WORK ITEM: Pull each line holding "JSON" out of the entries below.

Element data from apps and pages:
=== Begin Enclosure ===
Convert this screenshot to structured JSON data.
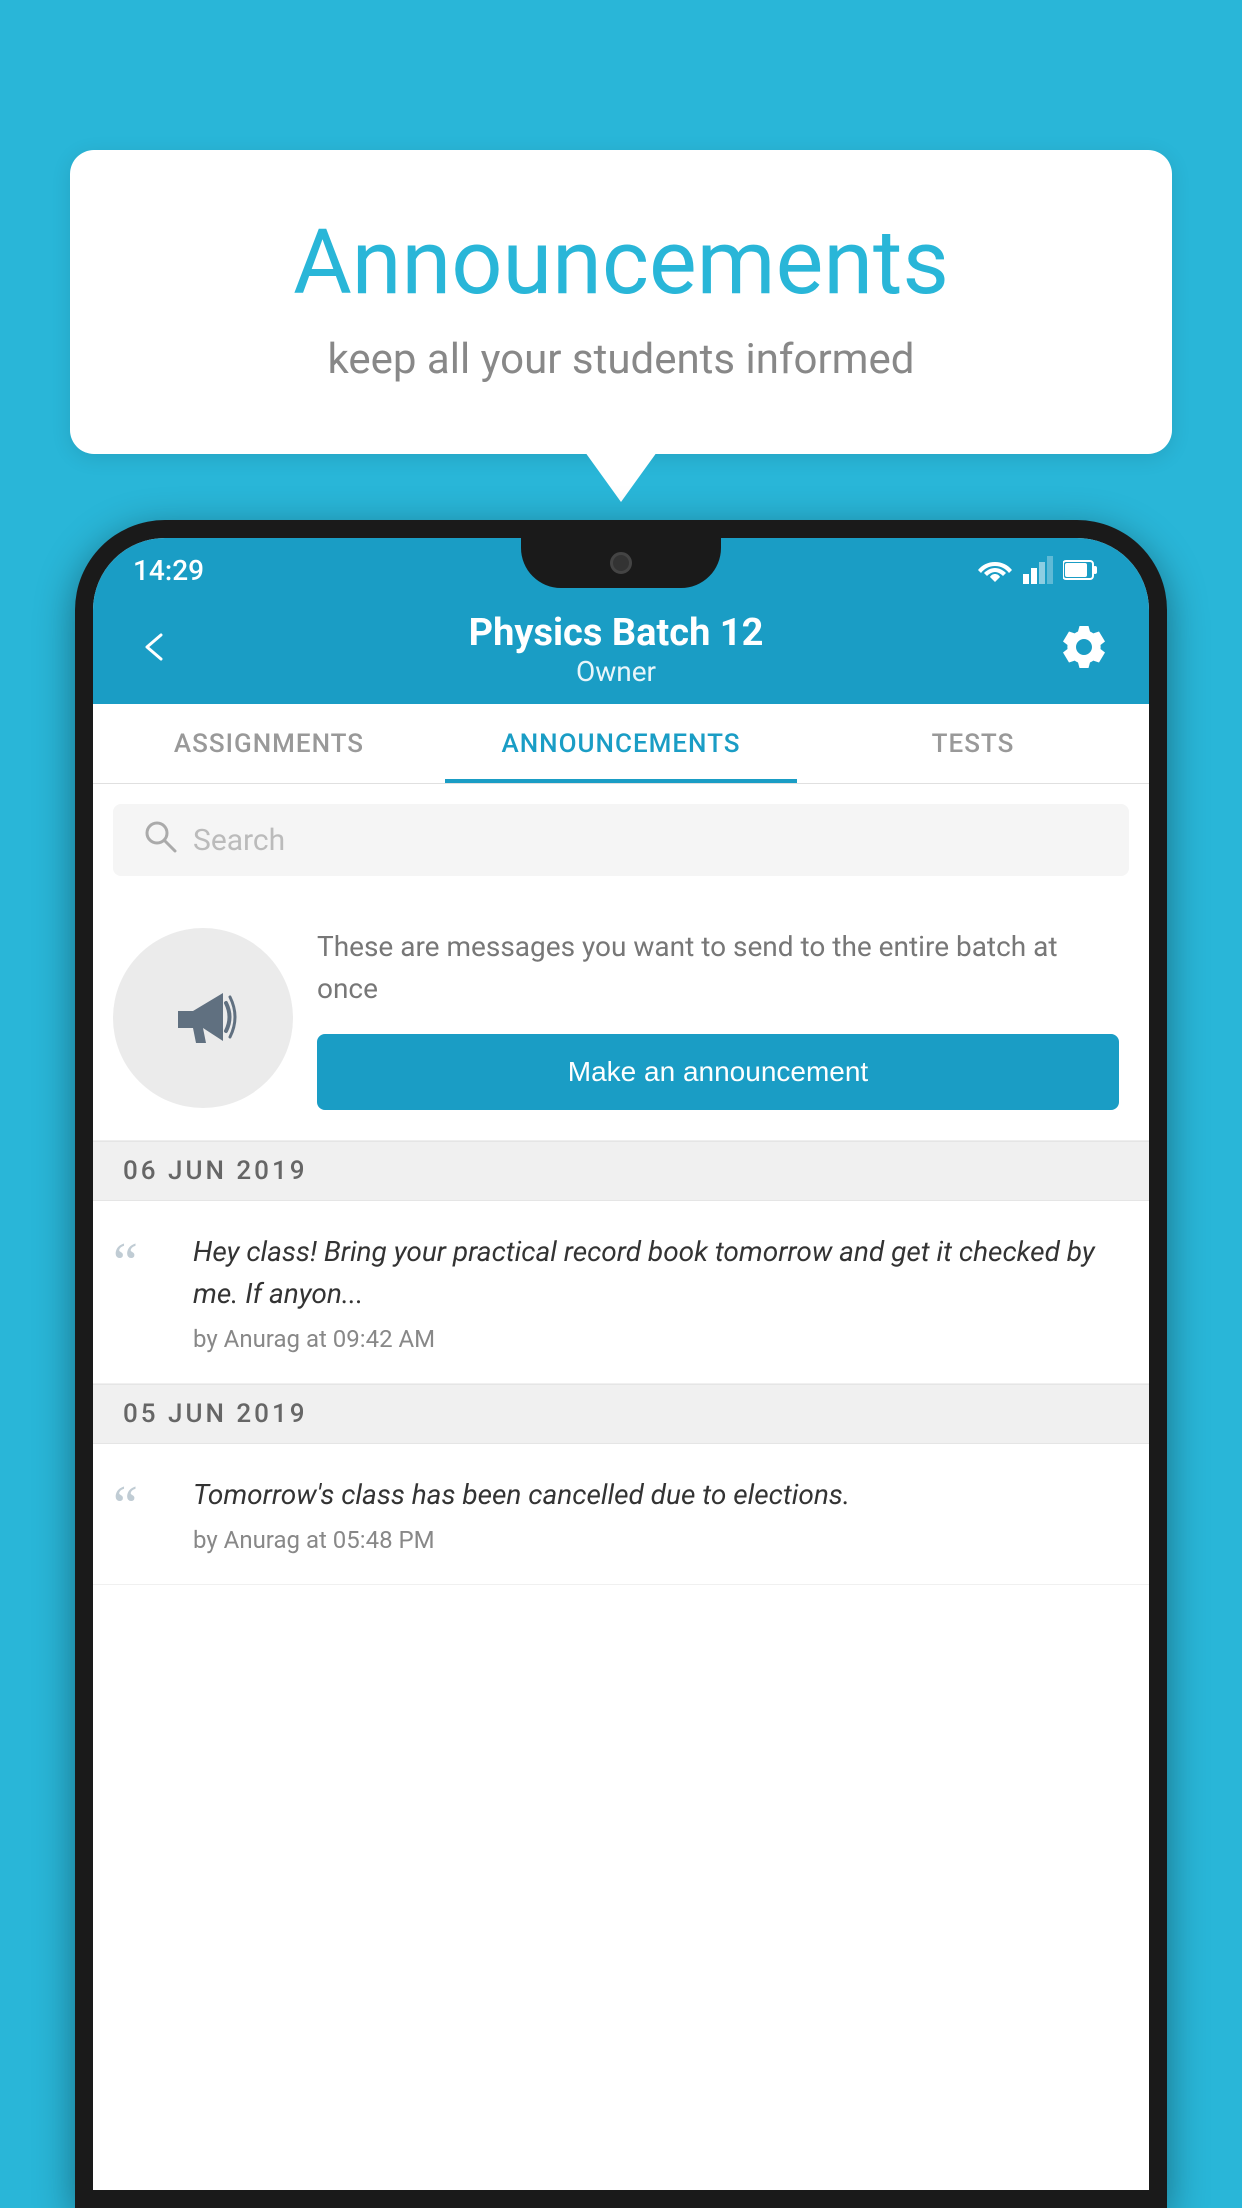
{
  "background_color": "#29b6d8",
  "bubble": {
    "title": "Announcements",
    "subtitle": "keep all your students informed"
  },
  "status_bar": {
    "time": "14:29"
  },
  "app_bar": {
    "title": "Physics Batch 12",
    "subtitle": "Owner"
  },
  "tabs": [
    {
      "label": "ASSIGNMENTS",
      "active": false
    },
    {
      "label": "ANNOUNCEMENTS",
      "active": true
    },
    {
      "label": "TESTS",
      "active": false
    },
    {
      "label": "•••",
      "active": false
    }
  ],
  "search": {
    "placeholder": "Search"
  },
  "promo": {
    "description": "These are messages you want to send to the entire batch at once",
    "button_label": "Make an announcement"
  },
  "date_groups": [
    {
      "date": "06  JUN  2019",
      "announcements": [
        {
          "text": "Hey class! Bring your practical record book tomorrow and get it checked by me. If anyon...",
          "meta": "by Anurag at 09:42 AM"
        }
      ]
    },
    {
      "date": "05  JUN  2019",
      "announcements": [
        {
          "text": "Tomorrow's class has been cancelled due to elections.",
          "meta": "by Anurag at 05:48 PM"
        }
      ]
    }
  ]
}
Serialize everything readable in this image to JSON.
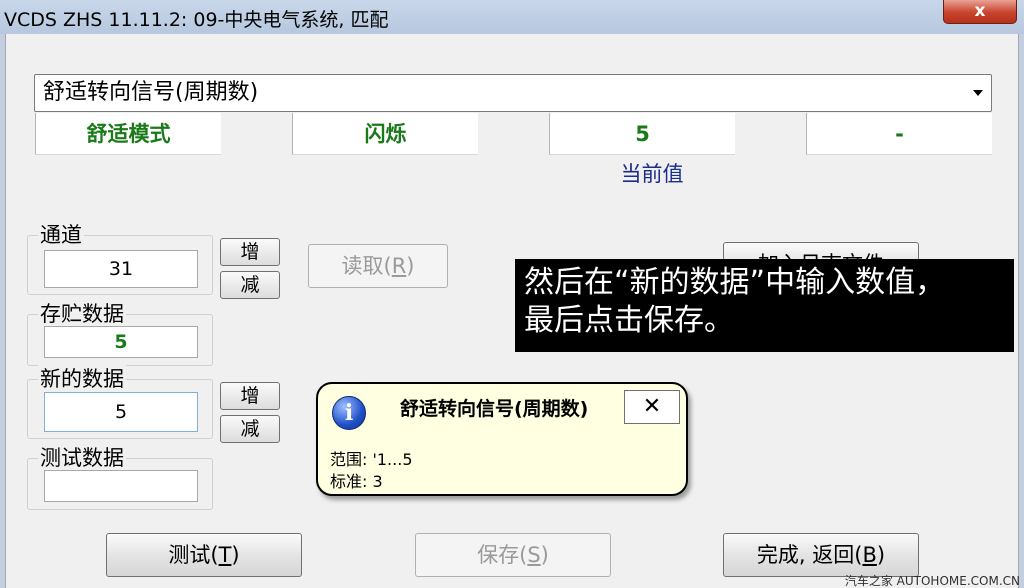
{
  "window": {
    "title": "VCDS ZHS 11.11.2: 09-中央电气系统,  匹配",
    "close_label": "x"
  },
  "channel_select": {
    "value": "舒适转向信号(周期数)"
  },
  "value_cells": [
    "舒适模式",
    "闪烁",
    "5",
    "-"
  ],
  "current_value_label": "当前值",
  "channel_group": {
    "label": "通道",
    "value": "31",
    "increase_label": "增",
    "decrease_label": "减"
  },
  "read_button": {
    "label": "读取(",
    "key": "R",
    "suffix": ")"
  },
  "log_button": {
    "label": "加入日志文件"
  },
  "stored_group": {
    "label": "存贮数据",
    "value": "5"
  },
  "new_group": {
    "label": "新的数据",
    "value": "5",
    "increase_label": "增",
    "decrease_label": "减"
  },
  "test_group": {
    "label": "测试数据",
    "value": ""
  },
  "overlay": {
    "line1": "然后在“新的数据”中输入数值，",
    "line2": "最后点击保存。"
  },
  "tooltip": {
    "icon": "info-icon",
    "title": "舒适转向信号(周期数)",
    "close_label": "✕",
    "range_line": "范围: '1...5",
    "standard_line": "标准: 3"
  },
  "bottom_buttons": {
    "test": {
      "label": "测试(",
      "key": "T",
      "suffix": ")"
    },
    "save": {
      "label": "保存(",
      "key": "S",
      "suffix": ")"
    },
    "done": {
      "label": "完成, 返回(",
      "key": "B",
      "suffix": ")"
    }
  },
  "watermark": "汽车之家  AUTOHOME.COM.CN",
  "colors": {
    "value_green": "#1a7a1a",
    "label_blue": "#1a2d8a",
    "close_red": "#c7432c",
    "tooltip_bg": "#ffffe1"
  }
}
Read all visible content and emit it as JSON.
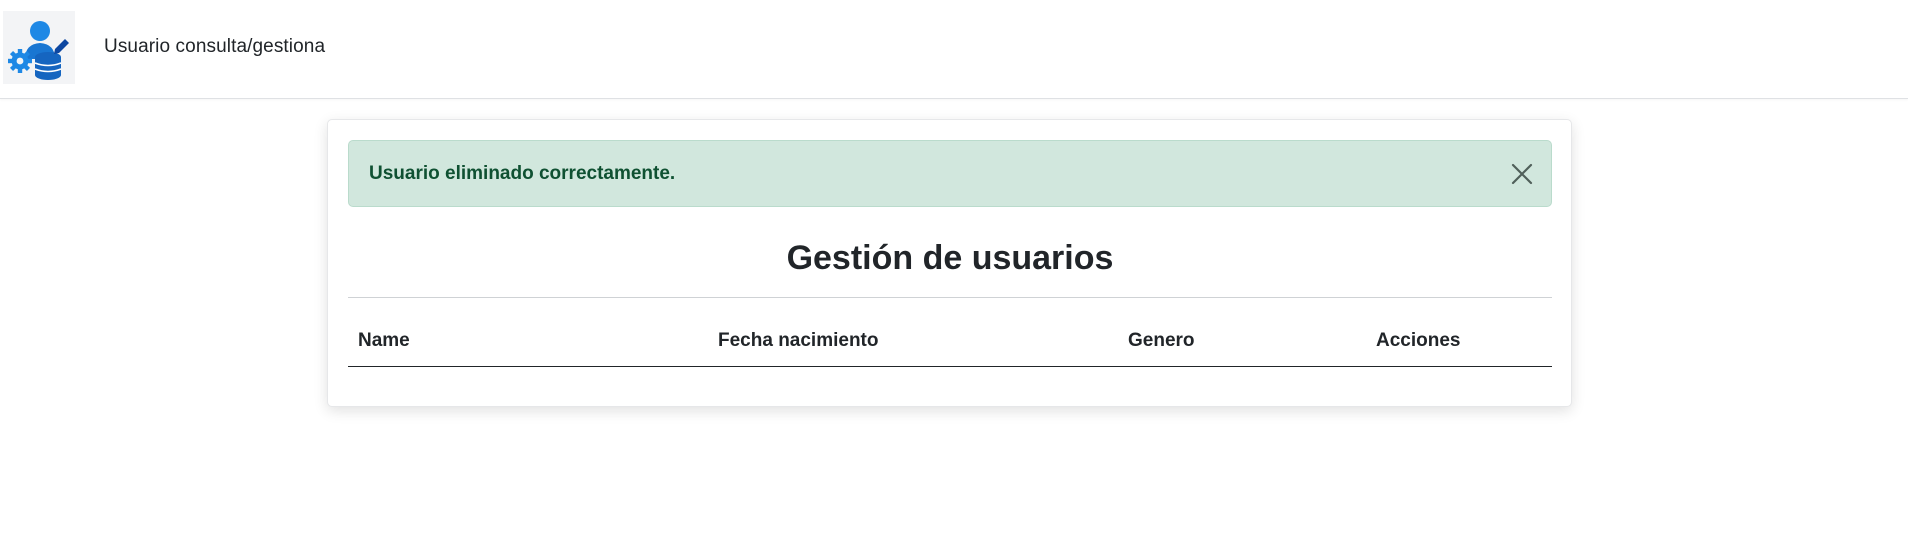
{
  "navbar": {
    "title": "Usuario consulta/gestiona",
    "logo_icon": "user-settings-database-icon",
    "logo_colors": {
      "primary": "#1e88e5",
      "accent": "#1565c0"
    }
  },
  "alert": {
    "message": "Usuario eliminado correctamente.",
    "close_icon": "close-icon",
    "colors": {
      "background": "#d1e7dd",
      "text": "#0f5132"
    }
  },
  "page": {
    "heading": "Gestión de usuarios"
  },
  "table": {
    "columns": [
      "Name",
      "Fecha nacimiento",
      "Genero",
      "Acciones"
    ],
    "rows": []
  }
}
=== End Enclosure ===
RESULT:
Convert this screenshot to structured JSON data.
Serialize everything readable in this image to JSON.
Read all visible content and emit it as JSON.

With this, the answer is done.